I would say that most of my friends and classmates are the standard “poor college student.” We work in the summers and on breaks (and during the school year, for some of us) and spend our own earnings on food, books, clothes, and leisure.
You’re not going to be overwhelmed with wealth.
Honestly, I feel that diversity is lacking at RPI. I would say that we have student from many different places, but there are not MANY students from many different places. I recently read that the Class of 2014 has students from 42 of the 50 states, all four territories (I believe) and from 14 countries. However, only 27% of the students are from outside of the northeast. I tried to find specific numbers for the student body, but couldn’t.
However, the students that we do have from diverse backgrounds are pretty active. We have a ton of multicultural student organizations which you can see here: http://home.union.rpi.edu/landings/view/1# . I would say many, but not all, of them are active.
Here’s what I’ll say: I went to high school in Texas and there’s something about girls from the south that I find attractive. That being said, we have our hots and we have our not so hots.
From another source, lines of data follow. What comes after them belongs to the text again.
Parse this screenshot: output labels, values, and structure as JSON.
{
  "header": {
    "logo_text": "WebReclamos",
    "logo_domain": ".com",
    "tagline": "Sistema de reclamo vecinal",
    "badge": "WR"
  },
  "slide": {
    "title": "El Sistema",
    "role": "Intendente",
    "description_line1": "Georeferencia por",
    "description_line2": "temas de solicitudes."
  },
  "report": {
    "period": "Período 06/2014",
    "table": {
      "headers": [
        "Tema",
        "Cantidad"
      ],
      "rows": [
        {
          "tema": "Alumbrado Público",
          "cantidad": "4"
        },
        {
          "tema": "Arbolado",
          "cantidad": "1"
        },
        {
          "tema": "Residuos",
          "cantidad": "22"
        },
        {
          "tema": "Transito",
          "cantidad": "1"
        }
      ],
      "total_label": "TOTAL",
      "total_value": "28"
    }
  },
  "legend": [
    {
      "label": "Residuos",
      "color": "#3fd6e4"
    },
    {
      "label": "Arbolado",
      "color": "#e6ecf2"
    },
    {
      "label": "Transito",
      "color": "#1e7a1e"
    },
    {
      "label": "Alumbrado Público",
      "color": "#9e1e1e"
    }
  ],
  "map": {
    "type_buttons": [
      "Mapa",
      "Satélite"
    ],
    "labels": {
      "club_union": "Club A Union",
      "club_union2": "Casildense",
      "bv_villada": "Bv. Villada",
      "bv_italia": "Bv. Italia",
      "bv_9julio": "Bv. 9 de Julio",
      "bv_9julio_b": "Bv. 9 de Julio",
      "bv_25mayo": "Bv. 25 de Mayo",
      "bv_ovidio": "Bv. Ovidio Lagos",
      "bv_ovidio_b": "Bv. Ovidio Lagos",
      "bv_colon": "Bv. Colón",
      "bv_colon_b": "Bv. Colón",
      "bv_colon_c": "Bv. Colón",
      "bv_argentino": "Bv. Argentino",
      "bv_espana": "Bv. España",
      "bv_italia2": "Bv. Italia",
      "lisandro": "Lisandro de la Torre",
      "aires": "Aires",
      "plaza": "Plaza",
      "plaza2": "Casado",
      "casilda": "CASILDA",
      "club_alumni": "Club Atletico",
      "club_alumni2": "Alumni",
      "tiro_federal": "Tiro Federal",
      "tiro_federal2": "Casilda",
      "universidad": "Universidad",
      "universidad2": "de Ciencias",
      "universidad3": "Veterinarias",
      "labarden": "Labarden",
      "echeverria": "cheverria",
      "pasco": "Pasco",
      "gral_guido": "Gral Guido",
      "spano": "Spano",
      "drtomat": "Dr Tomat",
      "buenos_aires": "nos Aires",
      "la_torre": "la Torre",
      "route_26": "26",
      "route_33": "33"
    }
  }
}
In the end, our female population is smaller than the male population, but it probably has the same physical characteristics of most other schools. Our bonus: our girls are smarter!
One word answer: no.
I don’t want to put a number on it, but most guys at RPI are involved in much more than only video games. We certainly have a share of guys (and girls!) who spend much of their time video gaming, but there are many more who are involved in academics, sports, and extracurriculars.
We have plenty of social guys!
Try reslife.rpi.edu . I know they have square footage, and the dimensions vary from room to room. If you do some work, you should be able to get a very close guess on the dimensions. I could do it if I had your room number.
Most people don’t make much of additional effort to secure valuables beyond locking their door. If you want, you could consider buying a small strong box/safe, but the dorms are rather secure. If you’re worried, get a safe, but you should be just fine if you lock your door and don’t walk around telling everyone that your camera is sitting under your bed, or whatever.
I personally have a Canon dSLR that I am comfortable having in my room only locking the door.
RPI students are just like students at any other college; they’re very diverse. Some students, male and female, dress up while others dress down. College students are college students; they dress down more often than up. It’s just not fair to make an explicit statement one way or the other.
As far as girls go, you’re aware of “the ratio.” You can look at it from a variety of perspectives. Is it visible in the classrooms, clubs, dining halls, etc? Yes. Does it make guys lonely and not have any female friends? No. If you’re currently at a school with a typical (1:1) ratio then you’ll see differences. You might have to work harder to earn someone’s attention, but it’s not annoying.
As far as the view of RPI from a professional-external perspective: we’re regarded highly. People with RPI degrees are considered to have an advantage compared to job applicants from many other schools. Especially in engineering, RPI will be recognized around the world by companies/employers. Having Rensselaer on your diploma will pay off.